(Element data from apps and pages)
____________________
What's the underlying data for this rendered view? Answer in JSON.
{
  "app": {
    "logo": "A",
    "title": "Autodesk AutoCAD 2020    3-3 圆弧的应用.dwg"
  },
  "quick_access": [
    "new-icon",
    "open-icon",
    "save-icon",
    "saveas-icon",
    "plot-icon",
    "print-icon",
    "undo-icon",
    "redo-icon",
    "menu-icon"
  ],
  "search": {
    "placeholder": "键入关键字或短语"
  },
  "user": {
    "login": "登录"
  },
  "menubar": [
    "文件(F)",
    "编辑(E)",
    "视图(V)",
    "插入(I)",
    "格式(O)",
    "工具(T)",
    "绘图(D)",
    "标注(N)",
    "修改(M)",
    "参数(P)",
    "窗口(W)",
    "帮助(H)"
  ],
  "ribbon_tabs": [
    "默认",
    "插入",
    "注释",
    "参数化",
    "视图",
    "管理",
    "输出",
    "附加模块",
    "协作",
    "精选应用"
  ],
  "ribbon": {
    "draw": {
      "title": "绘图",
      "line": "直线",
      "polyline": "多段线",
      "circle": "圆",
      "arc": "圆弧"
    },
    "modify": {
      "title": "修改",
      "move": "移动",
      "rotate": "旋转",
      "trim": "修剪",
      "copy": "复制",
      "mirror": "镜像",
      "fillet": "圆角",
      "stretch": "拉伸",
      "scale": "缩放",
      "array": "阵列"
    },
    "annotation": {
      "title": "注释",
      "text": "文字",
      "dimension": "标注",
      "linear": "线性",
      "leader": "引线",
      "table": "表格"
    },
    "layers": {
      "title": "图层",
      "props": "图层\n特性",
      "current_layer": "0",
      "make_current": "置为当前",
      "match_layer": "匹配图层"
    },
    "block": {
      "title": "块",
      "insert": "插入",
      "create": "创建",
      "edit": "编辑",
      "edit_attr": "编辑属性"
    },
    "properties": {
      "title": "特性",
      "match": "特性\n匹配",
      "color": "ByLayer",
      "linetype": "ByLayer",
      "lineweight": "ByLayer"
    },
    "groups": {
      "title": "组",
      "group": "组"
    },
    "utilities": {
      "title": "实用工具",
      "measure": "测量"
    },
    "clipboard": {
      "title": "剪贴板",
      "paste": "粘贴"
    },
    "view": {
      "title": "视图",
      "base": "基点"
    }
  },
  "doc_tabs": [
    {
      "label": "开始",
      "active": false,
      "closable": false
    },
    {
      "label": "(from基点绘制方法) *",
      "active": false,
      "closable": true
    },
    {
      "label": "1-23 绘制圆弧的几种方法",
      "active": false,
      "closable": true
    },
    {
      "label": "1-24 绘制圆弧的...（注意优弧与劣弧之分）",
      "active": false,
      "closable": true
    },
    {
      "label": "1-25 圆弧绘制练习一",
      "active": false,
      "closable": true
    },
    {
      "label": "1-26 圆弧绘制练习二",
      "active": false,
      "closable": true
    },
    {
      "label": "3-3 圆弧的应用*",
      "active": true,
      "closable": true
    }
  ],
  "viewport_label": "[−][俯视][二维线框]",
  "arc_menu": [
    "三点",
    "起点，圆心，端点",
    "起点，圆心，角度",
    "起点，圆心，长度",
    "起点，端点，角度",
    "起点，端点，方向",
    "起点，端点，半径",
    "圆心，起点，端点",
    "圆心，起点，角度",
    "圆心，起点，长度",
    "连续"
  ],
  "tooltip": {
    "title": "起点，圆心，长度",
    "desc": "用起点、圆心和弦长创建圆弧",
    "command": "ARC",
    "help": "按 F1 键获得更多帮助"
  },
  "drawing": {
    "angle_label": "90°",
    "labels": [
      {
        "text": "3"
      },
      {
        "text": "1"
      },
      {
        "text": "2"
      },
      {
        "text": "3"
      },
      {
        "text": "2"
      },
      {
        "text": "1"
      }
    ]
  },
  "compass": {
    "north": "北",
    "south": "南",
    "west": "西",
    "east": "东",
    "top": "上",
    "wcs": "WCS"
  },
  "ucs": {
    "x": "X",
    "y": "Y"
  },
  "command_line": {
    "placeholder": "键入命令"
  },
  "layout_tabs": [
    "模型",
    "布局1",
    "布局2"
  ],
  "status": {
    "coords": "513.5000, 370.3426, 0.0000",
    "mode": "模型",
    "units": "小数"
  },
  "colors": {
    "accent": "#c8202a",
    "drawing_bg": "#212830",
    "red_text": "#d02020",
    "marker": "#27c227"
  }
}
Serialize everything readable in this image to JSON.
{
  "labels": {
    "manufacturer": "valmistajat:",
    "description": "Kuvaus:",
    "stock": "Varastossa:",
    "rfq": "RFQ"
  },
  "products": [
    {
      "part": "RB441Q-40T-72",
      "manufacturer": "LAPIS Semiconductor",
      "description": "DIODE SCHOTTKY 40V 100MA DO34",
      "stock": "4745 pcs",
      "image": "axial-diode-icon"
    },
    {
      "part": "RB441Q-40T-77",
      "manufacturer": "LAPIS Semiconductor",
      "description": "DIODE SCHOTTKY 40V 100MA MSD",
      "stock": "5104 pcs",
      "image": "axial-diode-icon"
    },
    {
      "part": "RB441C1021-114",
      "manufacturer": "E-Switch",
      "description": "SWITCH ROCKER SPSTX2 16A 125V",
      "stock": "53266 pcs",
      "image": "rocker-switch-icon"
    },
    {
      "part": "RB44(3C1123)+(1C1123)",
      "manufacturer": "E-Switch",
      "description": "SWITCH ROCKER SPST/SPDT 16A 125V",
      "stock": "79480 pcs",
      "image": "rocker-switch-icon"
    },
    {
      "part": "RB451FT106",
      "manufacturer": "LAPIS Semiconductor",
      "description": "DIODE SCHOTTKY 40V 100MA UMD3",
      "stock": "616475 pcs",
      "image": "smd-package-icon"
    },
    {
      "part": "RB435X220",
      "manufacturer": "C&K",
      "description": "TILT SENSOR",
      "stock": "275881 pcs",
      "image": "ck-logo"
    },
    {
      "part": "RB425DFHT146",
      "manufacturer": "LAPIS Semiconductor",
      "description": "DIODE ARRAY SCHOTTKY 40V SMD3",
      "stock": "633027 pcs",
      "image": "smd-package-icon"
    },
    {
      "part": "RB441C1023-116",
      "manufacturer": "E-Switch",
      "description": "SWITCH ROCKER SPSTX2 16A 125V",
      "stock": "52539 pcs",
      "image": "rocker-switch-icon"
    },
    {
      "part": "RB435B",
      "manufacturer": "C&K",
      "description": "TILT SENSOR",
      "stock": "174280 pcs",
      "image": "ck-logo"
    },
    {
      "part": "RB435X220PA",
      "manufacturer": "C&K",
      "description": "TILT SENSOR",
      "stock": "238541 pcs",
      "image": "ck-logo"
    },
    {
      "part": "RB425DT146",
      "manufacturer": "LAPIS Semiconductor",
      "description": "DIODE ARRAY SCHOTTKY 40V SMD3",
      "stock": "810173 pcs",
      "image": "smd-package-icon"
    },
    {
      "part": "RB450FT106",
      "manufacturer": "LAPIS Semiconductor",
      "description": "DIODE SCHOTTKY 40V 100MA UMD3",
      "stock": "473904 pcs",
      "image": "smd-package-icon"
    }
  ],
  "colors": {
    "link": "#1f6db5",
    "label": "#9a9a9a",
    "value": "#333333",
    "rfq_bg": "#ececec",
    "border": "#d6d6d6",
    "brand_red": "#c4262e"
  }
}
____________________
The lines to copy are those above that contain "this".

What's the underlying data for this rendered view? Answer in JSON.
Serialize everything readable in this image to JSON.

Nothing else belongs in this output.